"The most striking thing is how rapidly the swine flu spread," Freedman says. "Although the H1N1 virus is fairly mild compared to a lot of other novel flu viruses, it is very contagious. Back in 1918 and 1919 when we had the great flu epidemic, it took six months or more to spread across the world.

"The new H1N1 swine flu spread across the world in six weeks."

One important pattern to emerge through GeoSentinel monitoring was naming North America as the early source for spreading H1N1 person-to-person, Freedman says. The initial surveillance data was continuously shared with public-health groups, governmental agencies and doctors who needed to respond swiftly to the pathogen.

"With the speed of modern travel, and the fact that our countries draw visitors from a lot of different nationalities, the ingredients for a pandemic were there. Americans were top of the list for exporting this disease," he says.


Story Source:

The above story is based on materials provided by University of Alabama at Birmingham.
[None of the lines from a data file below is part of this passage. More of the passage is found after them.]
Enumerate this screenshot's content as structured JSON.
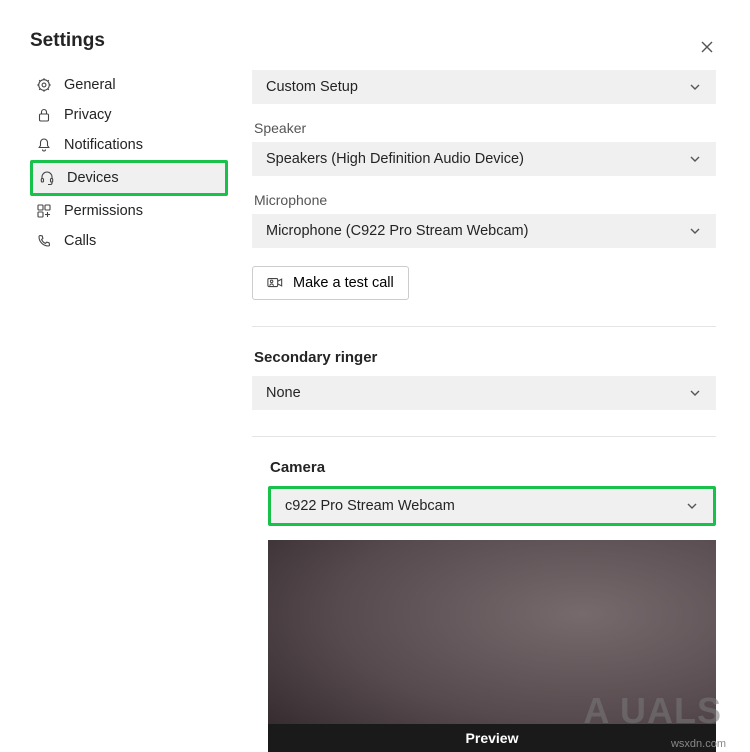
{
  "title": "Settings",
  "sidebar": {
    "items": [
      {
        "label": "General"
      },
      {
        "label": "Privacy"
      },
      {
        "label": "Notifications"
      },
      {
        "label": "Devices"
      },
      {
        "label": "Permissions"
      },
      {
        "label": "Calls"
      }
    ]
  },
  "devices": {
    "setup_value": "Custom Setup",
    "speaker_label": "Speaker",
    "speaker_value": "Speakers (High Definition Audio Device)",
    "microphone_label": "Microphone",
    "microphone_value": "Microphone (C922 Pro Stream Webcam)",
    "test_call_label": "Make a test call",
    "secondary_label": "Secondary ringer",
    "secondary_value": "None",
    "camera_label": "Camera",
    "camera_value": "c922 Pro Stream Webcam",
    "preview_label": "Preview"
  },
  "watermark": "A   UALS",
  "source": "wsxdn.com"
}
Note: Materials may be edited for content and length.


Cite This Page:

University of Alabama at Birmingham. "Flu Surveillance Boosts Control, Treatment Options." ScienceDaily. ScienceDaily, 19 October 2009. <www.sciencedaily.com/releases/2009/10/091014181433.htm>.
University of Alabama at Birmingham. (2009, October 19). Flu Surveillance Boosts Control, Treatment Options. ScienceDaily. Retrieved August 23, 2014 from www.sciencedaily.com/releases/2009/10/091014181433.htm
University of Alabama at Birmingham. "Flu Surveillance Boosts Control, Treatment Options." ScienceDaily. www.sciencedaily.com/releases/2009/10/091014181433.htm (accessed August 23, 2014).
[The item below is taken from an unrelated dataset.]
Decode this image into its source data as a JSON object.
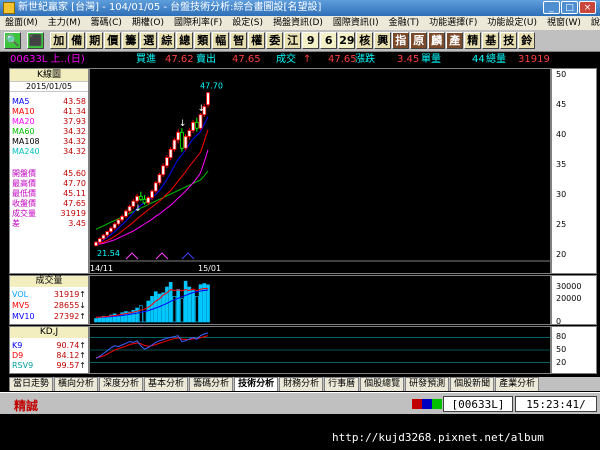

Share This




More Health & Medicine News

Saturday, August 23, 2014

Featured Research

from universities, journals, and other organizations


Featured Videos

from AP, Reuters, AFP, and other news services

Drug Used To Treat 'Ebola's Cousin' Shows Promise

Drug Used To Treat 'Ebola's Cousin' Shows Promise

Newsy (Aug. 21, 2014) An experimental drug used to treat Marburg virus in rhesus monkeys could give new insight into a similar treatment for Ebola. Video provided by Newsy
Powered by NewsLook.com
Two US Ebola Patients Leave Hospital Free of the Disease

Two US Ebola Patients Leave Hospital Free of the Disease

AFP (Aug. 21, 2014) Two American missionaries who were sickened with Ebola while working in Liberia and were treated with an experimental drug are doing better and have left the hospital, doctors say on August 21, 2014. Duration: 01:05 Video provided by AFP
Powered by NewsLook.com
Cadavers, a Teen, and a Medical School Dream

Cadavers, a Teen, and a Medical School Dream

AP (Aug. 21, 2014) Contains graphic content. He's only 17. But Johntrell Bowles has wanted to be a doctor from a young age, despite the odds against him. He was recently the youngest participant in a cadaver program at the Indiana University NW medical school. (Aug. 21) Video provided by AP
Powered by NewsLook.com
American Ebola Patients Released: What Cured Them?

American Ebola Patients Released: What Cured Them?

Newsy (Aug. 21, 2014) It's unclear whether the American Ebola patients' recoveries can be attributed to an experimental drug or early detection and good medical care. Video provided by Newsy
Powered by NewsLook.com

Search ScienceDaily

Number of stories in archives: 140,361

Find with keyword(s):
Enter a keyword or phrase to search ScienceDaily for related topics and research stories.

Save/Print:
Share:

Breaking News:
from the past week

In Other News

... from NewsDaily.com

Science News

Health News

Environment News

Technology News



Save/Print:
Share:

Free Subscriptions


Get the latest science news with ScienceDaily's free email newsletters, updated daily and weekly. Or view hourly updated newsfeeds in your RSS reader:

Get Social & Mobile


Keep up to date with the latest news from ScienceDaily via social networks and mobile apps:

Have Feedback?


Tell us what you think of ScienceDaily -- we welcome both positive and negative comments. Have any problems using the site? Questions?
Mobile: iPhone Android Web
Follow: Facebook Twitter Google+
Subscribe: RSS Feeds Email Newsletters
Latest Headlines Health & Medicine Mind & Brain Space & Time Matter & Energy Computers & Math Plants & Animals Earth & Climate Fossils & Ruins